Need help Proving infinite limit properties.

1. Sep 5, 2011

leoxy520

Suppose that limx->c f(x) = infinity and limx->c g(x)=l where l is a real number. Prove the following.
limx->c[f(x)+g(x)]= infinity
limx->c[f(x)g(x)]= infinity if l > 0
limx->c[f(x)g(x)]= -infinity if l < 0

I have the proof for these already, but I couldn't understand them, would someone please explain them.
The thing I don't understand is where does the L come from, but explanation in general would be greatly appreciated

Here is the proof for the second one:

[URL=http://imageshack.us/photo/my-images/190/unledmkd.png/][PLAIN]http://img190.imageshack.us/img190/2665/unledmkd.png[/URL]
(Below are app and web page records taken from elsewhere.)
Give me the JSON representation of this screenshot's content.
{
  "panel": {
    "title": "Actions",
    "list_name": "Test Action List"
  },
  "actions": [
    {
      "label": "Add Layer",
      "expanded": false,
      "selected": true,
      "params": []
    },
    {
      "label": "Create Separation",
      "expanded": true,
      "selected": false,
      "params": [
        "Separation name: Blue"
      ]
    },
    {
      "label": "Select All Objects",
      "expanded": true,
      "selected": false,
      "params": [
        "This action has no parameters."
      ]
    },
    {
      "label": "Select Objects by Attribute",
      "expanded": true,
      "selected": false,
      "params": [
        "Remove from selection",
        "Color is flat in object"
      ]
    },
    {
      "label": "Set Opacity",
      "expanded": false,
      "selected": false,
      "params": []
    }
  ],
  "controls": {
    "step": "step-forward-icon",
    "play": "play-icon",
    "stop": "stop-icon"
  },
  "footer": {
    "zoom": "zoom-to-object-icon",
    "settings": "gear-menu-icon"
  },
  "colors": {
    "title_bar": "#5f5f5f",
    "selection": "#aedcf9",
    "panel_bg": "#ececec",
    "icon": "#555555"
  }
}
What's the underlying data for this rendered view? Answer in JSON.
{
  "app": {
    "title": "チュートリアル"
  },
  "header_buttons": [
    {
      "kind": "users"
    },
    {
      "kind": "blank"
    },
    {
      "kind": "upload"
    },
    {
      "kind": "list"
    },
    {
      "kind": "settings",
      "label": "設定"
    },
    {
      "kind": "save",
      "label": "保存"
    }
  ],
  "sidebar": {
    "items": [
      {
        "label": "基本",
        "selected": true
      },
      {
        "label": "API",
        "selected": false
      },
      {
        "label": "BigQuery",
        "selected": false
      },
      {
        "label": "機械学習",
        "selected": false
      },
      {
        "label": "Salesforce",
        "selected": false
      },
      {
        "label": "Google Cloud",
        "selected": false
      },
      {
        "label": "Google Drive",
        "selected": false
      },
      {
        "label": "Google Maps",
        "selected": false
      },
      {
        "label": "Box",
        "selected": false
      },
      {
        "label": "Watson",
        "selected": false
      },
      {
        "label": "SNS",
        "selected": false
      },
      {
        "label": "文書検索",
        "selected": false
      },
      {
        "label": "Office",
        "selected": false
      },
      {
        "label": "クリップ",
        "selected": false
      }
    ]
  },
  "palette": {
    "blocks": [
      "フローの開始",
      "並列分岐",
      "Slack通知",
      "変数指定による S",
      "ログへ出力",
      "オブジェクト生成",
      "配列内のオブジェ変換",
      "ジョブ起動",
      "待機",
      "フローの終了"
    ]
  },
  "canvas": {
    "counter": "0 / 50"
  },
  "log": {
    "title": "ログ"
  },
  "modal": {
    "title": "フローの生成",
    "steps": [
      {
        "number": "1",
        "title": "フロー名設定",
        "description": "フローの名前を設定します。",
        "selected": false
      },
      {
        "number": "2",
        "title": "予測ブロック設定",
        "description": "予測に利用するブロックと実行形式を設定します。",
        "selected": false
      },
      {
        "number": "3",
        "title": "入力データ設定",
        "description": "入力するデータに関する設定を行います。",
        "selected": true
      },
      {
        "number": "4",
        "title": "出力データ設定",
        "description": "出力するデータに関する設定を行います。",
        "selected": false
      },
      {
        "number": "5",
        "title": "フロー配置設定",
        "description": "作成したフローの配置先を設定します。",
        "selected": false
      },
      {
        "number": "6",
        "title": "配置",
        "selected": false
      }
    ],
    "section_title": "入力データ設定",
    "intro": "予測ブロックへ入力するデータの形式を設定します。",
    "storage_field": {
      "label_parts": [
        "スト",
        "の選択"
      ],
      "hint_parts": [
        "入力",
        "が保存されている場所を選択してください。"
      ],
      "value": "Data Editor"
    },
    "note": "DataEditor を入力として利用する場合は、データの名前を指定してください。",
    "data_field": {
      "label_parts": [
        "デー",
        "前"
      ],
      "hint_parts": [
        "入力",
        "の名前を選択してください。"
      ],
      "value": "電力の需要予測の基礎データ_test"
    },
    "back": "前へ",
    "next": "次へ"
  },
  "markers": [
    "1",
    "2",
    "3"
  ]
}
Last edited: Sep 5, 2011
2. Sep 5, 2011

mathman

There seems to be a change of notation. In the original, g -> c when x -> a. In the equations in question, g -> L when x -> c.
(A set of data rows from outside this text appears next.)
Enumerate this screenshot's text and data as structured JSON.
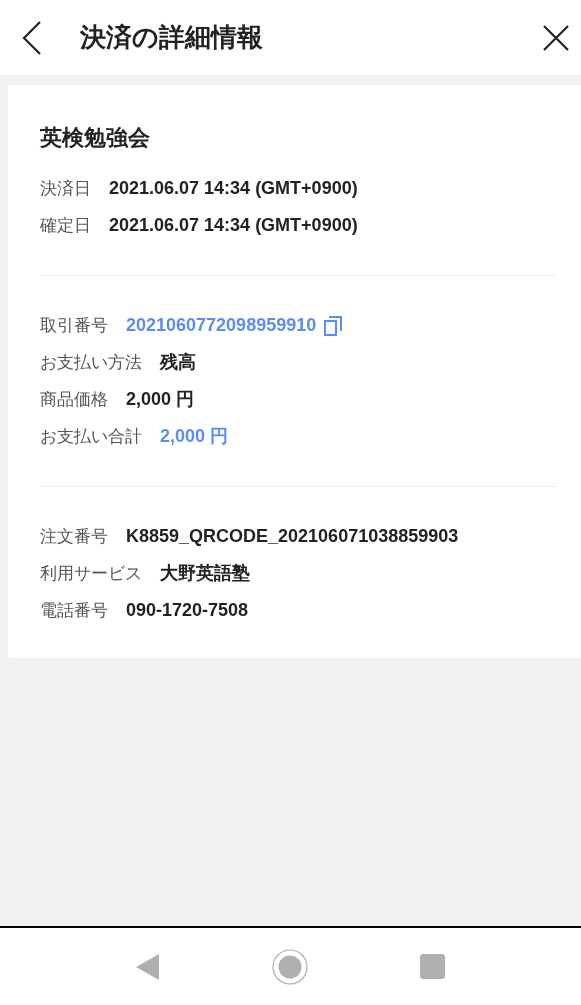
{
  "header": {
    "title": "決済の詳細情報"
  },
  "card": {
    "title": "英検勉強会",
    "sections": [
      {
        "rows": [
          {
            "label": "決済日",
            "value": "2021.06.07 14:34 (GMT+0900)",
            "kind": "plain"
          },
          {
            "label": "確定日",
            "value": "2021.06.07 14:34 (GMT+0900)",
            "kind": "plain"
          }
        ]
      },
      {
        "rows": [
          {
            "label": "取引番号",
            "value": "2021060772098959910",
            "kind": "copy"
          },
          {
            "label": "お支払い方法",
            "value": "残高",
            "kind": "plain"
          },
          {
            "label": "商品価格",
            "value": "2,000 円",
            "kind": "plain"
          },
          {
            "label": "お支払い合計",
            "value": "2,000 円",
            "kind": "accent"
          }
        ]
      },
      {
        "rows": [
          {
            "label": "注文番号",
            "value": "K8859_QRCODE_202106071038859903",
            "kind": "plain"
          },
          {
            "label": "利用サービス",
            "value": "大野英語塾",
            "kind": "plain"
          },
          {
            "label": "電話番号",
            "value": "090-1720-7508",
            "kind": "plain"
          }
        ]
      }
    ]
  }
}
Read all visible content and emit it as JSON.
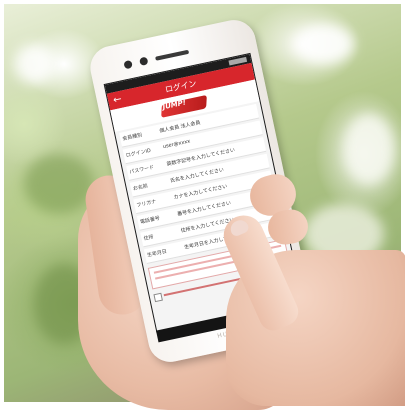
{
  "photo": {
    "description_colors": {
      "foliage": "#9cb676",
      "highlight": "#ffffff",
      "skin": "#f2cdb9"
    }
  },
  "phone": {
    "brand_label": "HUAWEI",
    "screen": {
      "app_bar_color": "#d7262c",
      "app_title": "ログイン",
      "back_icon": "arrow-left-icon",
      "logo_text": "JUMP!",
      "form_rows": [
        {
          "label": "会員種別",
          "value": "個人会員 法人会員"
        },
        {
          "label": "ログインID",
          "value": "user@xxxx"
        },
        {
          "label": "パスワード",
          "value": "英数字記号を入力してください"
        },
        {
          "label": "お名前",
          "value": "氏名を入力してください"
        },
        {
          "label": "フリガナ",
          "value": "カナを入力してください"
        },
        {
          "label": "電話番号",
          "value": "番号を入力してください"
        },
        {
          "label": "住所",
          "value": "住所を入力してください"
        },
        {
          "label": "生年月日",
          "value": "生年月日を入力してください"
        }
      ]
    }
  }
}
3. Sep 5, 2011

leoxy520

sorry, i corrected it, does anyone have the explanation for this proof ?

4. Sep 5, 2011

Tomer

What do you mean "where does the L come from"? It is the limit of the function g(x).

I remind you, what you need to prove, is that given an M>0, you can find a $\delta>0$, so that for every x that satisfied |x-c|<$\delta$,
|f(x)g(x)| > M hold.

The proof shows the existence of such a $\delta>0$.

In order to do this alone, however, you should start from the end. You should ask yourself, how can I make |f(x)g(x)| > M happen?
You need to remember that f(x) can be as big as you want when you're close enough to c, and that g(x) can be as close to L as you'd like when you're close enough to c.

That's exactly what they used in the proof.